**Input material**:
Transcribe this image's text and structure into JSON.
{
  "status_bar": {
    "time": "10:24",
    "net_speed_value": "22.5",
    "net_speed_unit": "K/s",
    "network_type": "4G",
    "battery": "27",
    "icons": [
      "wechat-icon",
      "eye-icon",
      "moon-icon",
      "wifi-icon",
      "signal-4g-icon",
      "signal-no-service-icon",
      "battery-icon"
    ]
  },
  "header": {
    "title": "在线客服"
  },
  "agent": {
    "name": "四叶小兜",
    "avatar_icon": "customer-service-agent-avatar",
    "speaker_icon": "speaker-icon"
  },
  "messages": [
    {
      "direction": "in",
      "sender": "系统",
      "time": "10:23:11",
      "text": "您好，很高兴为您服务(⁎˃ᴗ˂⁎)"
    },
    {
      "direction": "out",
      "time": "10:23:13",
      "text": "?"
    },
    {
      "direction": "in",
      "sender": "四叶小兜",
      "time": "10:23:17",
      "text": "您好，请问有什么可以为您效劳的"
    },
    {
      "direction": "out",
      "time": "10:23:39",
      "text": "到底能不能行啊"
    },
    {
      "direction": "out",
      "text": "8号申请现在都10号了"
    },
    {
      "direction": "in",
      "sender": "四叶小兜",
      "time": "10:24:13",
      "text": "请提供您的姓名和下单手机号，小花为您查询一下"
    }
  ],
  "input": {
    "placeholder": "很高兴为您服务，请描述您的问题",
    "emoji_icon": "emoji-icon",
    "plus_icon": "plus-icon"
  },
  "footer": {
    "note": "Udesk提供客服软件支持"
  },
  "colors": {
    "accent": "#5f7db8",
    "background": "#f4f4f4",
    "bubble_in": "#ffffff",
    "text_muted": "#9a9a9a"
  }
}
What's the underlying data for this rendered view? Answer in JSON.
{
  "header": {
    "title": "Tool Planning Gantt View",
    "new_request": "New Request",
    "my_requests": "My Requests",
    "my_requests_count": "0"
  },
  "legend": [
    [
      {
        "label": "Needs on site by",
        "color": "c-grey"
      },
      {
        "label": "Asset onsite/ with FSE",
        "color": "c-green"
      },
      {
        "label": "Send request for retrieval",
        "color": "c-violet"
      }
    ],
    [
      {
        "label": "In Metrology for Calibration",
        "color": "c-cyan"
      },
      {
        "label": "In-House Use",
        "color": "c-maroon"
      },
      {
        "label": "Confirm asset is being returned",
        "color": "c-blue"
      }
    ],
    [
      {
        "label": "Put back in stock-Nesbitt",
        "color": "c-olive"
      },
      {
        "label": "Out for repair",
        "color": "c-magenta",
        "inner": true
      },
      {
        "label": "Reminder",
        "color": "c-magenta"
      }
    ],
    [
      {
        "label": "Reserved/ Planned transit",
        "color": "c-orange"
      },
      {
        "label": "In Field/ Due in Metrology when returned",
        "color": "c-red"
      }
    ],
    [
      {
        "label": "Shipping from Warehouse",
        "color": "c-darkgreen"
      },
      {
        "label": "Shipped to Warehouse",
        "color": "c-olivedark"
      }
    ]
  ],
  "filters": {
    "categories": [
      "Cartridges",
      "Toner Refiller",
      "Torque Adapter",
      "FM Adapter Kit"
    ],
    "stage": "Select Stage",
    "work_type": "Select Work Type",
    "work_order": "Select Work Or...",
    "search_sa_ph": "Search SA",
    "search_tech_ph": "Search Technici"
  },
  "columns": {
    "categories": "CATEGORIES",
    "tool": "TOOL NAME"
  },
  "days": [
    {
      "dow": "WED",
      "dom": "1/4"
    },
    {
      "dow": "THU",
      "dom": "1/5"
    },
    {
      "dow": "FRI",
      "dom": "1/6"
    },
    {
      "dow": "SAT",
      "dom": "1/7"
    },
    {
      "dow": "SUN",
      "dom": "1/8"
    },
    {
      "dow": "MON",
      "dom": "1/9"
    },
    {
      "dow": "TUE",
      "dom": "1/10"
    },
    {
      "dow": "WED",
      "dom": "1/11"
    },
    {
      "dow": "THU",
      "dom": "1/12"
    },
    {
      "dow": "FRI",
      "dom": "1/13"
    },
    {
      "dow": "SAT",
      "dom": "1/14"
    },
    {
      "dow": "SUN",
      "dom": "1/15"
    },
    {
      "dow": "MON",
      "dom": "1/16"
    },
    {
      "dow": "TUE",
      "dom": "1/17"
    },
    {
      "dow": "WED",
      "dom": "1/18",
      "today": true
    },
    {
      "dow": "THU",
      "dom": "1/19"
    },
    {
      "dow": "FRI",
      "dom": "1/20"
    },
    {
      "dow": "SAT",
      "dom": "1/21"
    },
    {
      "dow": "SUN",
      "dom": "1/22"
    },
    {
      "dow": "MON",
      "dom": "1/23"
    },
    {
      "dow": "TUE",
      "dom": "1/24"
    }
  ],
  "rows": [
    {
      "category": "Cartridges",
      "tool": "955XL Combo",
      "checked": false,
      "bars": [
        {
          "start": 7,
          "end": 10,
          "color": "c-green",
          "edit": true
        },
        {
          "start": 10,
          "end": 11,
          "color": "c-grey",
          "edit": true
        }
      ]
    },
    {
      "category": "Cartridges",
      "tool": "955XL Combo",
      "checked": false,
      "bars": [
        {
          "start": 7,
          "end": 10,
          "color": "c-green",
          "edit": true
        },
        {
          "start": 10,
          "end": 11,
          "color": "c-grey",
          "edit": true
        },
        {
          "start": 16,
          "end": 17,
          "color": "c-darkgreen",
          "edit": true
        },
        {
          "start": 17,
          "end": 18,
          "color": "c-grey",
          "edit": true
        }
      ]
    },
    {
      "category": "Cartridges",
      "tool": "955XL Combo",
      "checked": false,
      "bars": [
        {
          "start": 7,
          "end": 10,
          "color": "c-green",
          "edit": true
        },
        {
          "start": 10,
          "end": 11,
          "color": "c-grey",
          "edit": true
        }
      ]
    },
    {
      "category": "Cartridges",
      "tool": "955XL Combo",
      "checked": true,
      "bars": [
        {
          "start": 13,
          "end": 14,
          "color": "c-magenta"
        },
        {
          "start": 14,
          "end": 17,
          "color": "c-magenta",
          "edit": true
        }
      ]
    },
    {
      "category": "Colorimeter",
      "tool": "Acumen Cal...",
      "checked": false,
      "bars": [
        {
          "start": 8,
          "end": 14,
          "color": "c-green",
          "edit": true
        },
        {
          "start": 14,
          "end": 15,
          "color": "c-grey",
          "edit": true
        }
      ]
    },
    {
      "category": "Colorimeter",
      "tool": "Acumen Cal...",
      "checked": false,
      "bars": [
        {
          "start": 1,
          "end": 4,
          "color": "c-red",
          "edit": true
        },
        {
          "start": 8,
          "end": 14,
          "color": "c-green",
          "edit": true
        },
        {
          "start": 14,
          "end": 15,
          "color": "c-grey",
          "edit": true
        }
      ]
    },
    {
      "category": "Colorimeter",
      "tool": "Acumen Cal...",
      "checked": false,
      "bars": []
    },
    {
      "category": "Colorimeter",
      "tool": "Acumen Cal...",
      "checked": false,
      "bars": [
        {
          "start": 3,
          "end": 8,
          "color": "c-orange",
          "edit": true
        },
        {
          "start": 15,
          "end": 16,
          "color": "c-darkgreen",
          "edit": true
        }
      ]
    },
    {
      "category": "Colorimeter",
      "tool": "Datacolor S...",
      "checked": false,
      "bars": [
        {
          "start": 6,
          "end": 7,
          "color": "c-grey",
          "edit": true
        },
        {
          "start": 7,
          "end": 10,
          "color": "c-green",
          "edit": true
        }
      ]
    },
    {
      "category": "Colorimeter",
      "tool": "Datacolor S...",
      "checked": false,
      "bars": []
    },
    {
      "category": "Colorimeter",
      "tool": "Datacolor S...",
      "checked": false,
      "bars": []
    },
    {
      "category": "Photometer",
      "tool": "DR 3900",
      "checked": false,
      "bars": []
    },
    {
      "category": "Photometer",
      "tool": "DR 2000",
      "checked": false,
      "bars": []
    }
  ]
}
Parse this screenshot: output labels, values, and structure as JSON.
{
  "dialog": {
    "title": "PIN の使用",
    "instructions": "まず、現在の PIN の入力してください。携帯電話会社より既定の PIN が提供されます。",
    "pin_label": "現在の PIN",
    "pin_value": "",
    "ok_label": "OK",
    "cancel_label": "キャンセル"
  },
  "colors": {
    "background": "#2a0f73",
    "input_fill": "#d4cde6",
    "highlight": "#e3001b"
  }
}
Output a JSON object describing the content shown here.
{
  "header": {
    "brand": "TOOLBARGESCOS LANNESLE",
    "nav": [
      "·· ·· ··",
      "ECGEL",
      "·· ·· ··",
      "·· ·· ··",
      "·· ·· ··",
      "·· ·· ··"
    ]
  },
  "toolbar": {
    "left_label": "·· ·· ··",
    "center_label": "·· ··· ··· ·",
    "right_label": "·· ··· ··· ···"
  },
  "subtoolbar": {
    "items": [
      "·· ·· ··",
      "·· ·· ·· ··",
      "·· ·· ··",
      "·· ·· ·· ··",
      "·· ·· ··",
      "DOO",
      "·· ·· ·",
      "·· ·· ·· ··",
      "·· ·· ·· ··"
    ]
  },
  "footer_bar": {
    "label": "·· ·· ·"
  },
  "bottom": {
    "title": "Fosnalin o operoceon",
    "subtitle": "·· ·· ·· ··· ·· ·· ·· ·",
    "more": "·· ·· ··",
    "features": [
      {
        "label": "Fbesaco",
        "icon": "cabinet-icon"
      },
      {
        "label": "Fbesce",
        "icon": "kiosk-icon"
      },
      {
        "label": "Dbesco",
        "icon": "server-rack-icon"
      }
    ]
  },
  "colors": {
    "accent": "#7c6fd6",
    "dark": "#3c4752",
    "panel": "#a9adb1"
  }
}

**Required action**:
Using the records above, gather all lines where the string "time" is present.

**Expected answer**:
    "time": "10:24",
      "time": "10:23:11",
      "time": "10:23:13",
      "time": "10:23:17",
      "time": "10:23:39",
      "time": "10:24:13",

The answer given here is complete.